“We’re hopeful. We’ve got a very strong case for the RISE grant,” said Mr. Morlok. “(Phase IV) will be funded locally by the city, whether that’s the remainder that doesn’t get funded through the RISE grant, or if the city has to fund it all ourselves.
“Those improvements will need to be done basically in a couple of years,” he added. “That’ll take another chunk out of what else eventually needs to be done on Forest Grove, with the new school, the new park and the new housing developments planned out there.”
City officials were learned Jan. 11 that Bettendorf is receiving $500,000 from IDOT’s Iowa Clean Air Attainment Program (ICAAP). Bettendorf’s was among 10 projects – and the only Quad Cities project – to share in the $4 million awarded statewide. The program rewards projects that “reduce transportation congestion and air pollution,” according to IDOT’s website.
Bettendorf also appears on the recommended funding list for an additional half-million dollars in support for the roundabouts’ construction from IDOT’s Traffic Safety Improvement Program (TSIP).

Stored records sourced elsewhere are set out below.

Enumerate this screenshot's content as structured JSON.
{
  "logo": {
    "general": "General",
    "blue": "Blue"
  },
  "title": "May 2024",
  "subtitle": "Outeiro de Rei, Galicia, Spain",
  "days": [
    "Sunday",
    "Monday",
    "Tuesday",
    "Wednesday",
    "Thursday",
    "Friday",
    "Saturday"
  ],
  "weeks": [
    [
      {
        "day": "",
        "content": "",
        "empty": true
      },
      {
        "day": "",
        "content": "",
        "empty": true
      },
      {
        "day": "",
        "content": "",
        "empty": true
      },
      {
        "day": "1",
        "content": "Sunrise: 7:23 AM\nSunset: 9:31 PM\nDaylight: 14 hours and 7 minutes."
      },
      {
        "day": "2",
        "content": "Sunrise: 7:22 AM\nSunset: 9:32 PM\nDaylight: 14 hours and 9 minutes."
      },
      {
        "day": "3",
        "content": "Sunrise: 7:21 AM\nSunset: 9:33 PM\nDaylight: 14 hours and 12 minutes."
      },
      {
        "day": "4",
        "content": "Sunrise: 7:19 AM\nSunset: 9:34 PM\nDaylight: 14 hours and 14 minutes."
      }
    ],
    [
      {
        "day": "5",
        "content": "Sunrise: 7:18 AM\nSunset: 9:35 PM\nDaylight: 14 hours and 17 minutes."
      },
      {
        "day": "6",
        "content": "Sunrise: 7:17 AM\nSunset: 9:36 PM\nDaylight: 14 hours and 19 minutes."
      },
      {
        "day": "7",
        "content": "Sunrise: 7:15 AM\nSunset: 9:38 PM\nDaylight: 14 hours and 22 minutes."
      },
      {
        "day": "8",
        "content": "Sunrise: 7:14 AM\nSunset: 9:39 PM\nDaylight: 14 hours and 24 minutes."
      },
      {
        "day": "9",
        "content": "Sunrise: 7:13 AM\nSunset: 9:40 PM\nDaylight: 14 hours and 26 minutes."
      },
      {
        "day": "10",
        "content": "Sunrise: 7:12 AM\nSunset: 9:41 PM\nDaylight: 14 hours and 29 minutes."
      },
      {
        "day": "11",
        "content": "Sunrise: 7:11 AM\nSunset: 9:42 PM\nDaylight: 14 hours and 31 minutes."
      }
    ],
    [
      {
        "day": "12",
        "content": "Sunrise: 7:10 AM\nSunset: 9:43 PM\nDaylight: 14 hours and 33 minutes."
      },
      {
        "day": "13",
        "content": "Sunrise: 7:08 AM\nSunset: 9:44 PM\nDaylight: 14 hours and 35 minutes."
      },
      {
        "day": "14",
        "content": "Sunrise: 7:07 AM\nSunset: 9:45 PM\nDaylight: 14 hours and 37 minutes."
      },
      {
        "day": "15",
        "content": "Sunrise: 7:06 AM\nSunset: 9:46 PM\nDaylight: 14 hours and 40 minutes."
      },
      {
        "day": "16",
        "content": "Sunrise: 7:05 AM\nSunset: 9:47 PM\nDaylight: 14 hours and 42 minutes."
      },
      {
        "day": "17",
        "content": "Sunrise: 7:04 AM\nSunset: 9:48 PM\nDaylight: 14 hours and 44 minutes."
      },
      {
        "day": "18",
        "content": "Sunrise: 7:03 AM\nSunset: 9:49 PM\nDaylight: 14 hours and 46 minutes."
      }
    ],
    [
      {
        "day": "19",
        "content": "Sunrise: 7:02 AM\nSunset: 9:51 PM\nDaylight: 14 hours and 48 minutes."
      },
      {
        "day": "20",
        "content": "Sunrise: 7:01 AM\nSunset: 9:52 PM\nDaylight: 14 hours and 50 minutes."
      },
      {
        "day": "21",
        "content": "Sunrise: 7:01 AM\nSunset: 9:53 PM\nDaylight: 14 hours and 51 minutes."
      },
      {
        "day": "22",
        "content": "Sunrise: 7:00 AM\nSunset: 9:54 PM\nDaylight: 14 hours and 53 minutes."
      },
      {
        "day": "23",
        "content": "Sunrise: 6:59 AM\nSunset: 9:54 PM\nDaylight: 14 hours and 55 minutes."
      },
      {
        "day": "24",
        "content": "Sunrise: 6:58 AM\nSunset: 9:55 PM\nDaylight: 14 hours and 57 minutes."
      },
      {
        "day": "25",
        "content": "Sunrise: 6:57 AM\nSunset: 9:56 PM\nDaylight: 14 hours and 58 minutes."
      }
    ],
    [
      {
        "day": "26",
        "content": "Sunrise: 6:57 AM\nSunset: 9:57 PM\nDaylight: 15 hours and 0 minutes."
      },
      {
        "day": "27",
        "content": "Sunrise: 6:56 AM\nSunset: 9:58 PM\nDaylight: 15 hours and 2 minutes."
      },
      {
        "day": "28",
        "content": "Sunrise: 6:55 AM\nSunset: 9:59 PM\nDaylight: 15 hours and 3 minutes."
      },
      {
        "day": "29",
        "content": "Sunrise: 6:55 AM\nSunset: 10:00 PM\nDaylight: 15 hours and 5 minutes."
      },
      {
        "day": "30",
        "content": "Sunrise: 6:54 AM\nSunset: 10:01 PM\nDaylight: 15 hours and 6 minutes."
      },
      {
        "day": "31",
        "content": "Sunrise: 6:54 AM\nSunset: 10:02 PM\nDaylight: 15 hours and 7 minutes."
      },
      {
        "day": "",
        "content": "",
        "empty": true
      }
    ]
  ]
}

“I just haven’t seen the official paperwork,” Mr. Morlok said. “But I don’t think there will be any issue with that.”
The city has one existing roundabout at the intersection of Middle and 53rd Street.
“This is a great start,” Mr. Morlok said of the first grant to help defray the city’s $5.5 million portion of the $11.46 million Phase III improvements. “This is a very large project and it was going to be a little tough on the budget, so being able to take $1 million off the city’s load in terms of our contribution really helps.”
The city still is awaiting word from the Economic Development Administration (EDA) for a nearly $3 million grant to cover costs for a Pedestrian Bridge spanning Middle Road to the north of the Competition Drive roundabout. The signature feature of the Phase III project would link the current sports complex with the possible expansion across the street to the east. The bridge construction is planned to begin in early 2024 after the roadwork is completed.
Mr. Morlok expects an update in the next two to four weeks.
The city’s final Phase III plans were submitted on schedule Jan. 18 to IDOT. With an April bid letting, he said construction should begin this spring.
“As part of the submittal, we just finished up all of our necessary right-away and easement acquisition from the adjacent property owners,” Mr. Morlok said. “There were a few properties that we had to buy permanent right away because we didn’t have a wide enough width, and then there were several properties that we had buy temporary construction easements that will let us do some grading and shaping on their property.”
He added that the next step will be to schedule some informational meetings “specifically with the business and property owners out in that area to give them an idea on what the final staging looks like.” General public meetings will be held once the construction schedule has been firmed up, he added.